23Then said the king: The one saith, My child is alive, and thy child is dead. And the other answereth: Nay, but thy child is dead, and mine liveth.
24The king therefore said: Bring me a sword. And when they had brought a sword before the king,
25Divide, said he, the living child in two, and give half to the one, and half to the other.
26But the woman whose child was alive, said to the king, (for her bowels were moved upon her child,) I beseech thee, my lord, give her the child alive, and do not kill it. But the other said: Let it be neither mine nor thine, but divide it.
27The king answered, and said: Give the living child to this woman, and let it not be killed, for she is the mother thereof.
28And all Israel heard the judgment which the king had judged, and they feared the king, seeing that the wisdom of God was in him to do judgment.
Luke 2:41-52 (Douay-Rheims)
View in: NAB RSVCE Vulg
41And his parents went every year to Jerusalem, at the solemn day of the pasch,
42And when he was twelve years old, they going up into Jerusalem, according to the custom of the feast,
43And having fulfilled the days, when they returned, the child Jesus remained in Jerusalem; and his parents knew it not.
44And thinking that he was in the company, they came a day's journey, and sought him among their kinsfolks and acquaintance.
45And not finding him, they returned into Jerusalem, seeking him.
46And it came to pass, that, after three days, they found him in the temple, sitting in the midst of the doctors, hearing them, and asking them questions.
47And all that heard him were astonished at his wisdom and his answers.
48And seeing him, they wondered. And his mother said to him: Son, why hast thou done so to us? behold thy father and I have sought thee sorrowing.
49And he said to them: How is it that you sought me? did you not know, that I must be about my father's business?
50And they understood not the word that he spoke unto them.
51And he went down with them, and came to Nazareth, and was subject to them.
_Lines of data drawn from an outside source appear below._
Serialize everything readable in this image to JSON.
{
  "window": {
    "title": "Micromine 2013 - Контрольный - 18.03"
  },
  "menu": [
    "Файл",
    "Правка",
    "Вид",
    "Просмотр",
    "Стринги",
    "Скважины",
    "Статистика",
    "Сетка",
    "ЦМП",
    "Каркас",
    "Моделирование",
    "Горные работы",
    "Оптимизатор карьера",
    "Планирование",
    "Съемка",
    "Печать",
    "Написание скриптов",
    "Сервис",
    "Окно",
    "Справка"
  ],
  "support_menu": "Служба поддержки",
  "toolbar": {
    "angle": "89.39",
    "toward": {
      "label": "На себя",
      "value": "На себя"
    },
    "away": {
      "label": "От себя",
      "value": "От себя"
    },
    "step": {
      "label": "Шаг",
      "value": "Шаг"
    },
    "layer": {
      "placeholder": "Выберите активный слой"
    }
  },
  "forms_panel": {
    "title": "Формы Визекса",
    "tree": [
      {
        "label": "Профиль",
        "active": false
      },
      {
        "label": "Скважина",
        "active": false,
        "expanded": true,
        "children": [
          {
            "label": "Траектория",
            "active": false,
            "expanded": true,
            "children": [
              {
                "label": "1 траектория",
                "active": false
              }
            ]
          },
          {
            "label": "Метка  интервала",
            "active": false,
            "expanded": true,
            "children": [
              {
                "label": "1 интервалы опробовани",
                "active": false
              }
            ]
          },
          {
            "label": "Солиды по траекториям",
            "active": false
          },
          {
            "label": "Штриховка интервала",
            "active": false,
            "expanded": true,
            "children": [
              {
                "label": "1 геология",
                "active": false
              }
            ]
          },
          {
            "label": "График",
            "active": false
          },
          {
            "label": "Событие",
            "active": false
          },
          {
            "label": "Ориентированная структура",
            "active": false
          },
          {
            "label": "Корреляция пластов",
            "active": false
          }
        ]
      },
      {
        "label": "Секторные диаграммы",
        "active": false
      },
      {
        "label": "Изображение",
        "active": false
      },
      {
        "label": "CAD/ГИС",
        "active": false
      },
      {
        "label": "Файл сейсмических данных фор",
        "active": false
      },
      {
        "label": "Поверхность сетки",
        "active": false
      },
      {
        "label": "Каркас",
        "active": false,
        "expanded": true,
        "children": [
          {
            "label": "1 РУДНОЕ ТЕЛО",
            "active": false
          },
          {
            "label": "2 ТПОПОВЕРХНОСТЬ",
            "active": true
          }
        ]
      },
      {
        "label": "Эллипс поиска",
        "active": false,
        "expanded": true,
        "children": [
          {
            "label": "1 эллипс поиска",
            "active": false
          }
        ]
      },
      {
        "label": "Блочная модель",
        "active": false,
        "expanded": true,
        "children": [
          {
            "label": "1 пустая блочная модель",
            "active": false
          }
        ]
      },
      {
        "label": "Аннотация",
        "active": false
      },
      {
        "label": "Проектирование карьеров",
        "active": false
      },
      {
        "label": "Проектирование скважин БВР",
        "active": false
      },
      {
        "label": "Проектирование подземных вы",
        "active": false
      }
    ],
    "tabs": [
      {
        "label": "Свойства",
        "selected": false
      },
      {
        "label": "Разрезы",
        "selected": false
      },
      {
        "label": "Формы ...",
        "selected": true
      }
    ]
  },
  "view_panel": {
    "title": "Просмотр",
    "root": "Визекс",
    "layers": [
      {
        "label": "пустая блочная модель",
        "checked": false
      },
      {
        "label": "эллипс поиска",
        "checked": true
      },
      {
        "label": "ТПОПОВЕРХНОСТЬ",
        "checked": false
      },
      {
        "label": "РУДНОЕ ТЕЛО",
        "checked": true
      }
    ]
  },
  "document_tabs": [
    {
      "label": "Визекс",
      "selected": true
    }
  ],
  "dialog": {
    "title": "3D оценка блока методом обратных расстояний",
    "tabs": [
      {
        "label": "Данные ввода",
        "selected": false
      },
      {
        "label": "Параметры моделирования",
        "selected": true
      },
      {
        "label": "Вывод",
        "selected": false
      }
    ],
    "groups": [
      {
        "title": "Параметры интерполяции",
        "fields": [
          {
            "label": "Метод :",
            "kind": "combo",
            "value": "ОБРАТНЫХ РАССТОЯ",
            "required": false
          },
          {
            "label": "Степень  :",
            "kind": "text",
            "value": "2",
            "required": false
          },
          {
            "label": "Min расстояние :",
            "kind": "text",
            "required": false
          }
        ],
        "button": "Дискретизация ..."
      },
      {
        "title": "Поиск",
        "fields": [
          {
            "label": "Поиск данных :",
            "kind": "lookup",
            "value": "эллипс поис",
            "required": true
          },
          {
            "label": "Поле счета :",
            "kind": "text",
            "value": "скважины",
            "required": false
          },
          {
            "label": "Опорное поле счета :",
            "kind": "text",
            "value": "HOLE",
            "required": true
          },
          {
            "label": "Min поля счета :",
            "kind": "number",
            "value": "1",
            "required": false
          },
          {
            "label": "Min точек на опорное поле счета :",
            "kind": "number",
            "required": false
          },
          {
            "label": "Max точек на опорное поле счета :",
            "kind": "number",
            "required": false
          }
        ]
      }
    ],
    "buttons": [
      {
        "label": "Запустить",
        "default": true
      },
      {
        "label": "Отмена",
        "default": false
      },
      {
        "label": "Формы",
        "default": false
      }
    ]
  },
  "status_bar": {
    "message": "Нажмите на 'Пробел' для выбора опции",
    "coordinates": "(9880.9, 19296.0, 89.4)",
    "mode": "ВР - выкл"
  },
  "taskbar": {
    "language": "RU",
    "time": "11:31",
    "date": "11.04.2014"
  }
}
And his mother kept all these words in her heart.
52And Jesus advanced in wisdom, and age, and grace with God and men.
Luke 2:51 (Douay-Rheims)
View in: NAB RSVCE Vulg
51And he went down with them, and came to Nazareth, and was subject to them. And his mother kept all these words in her heart.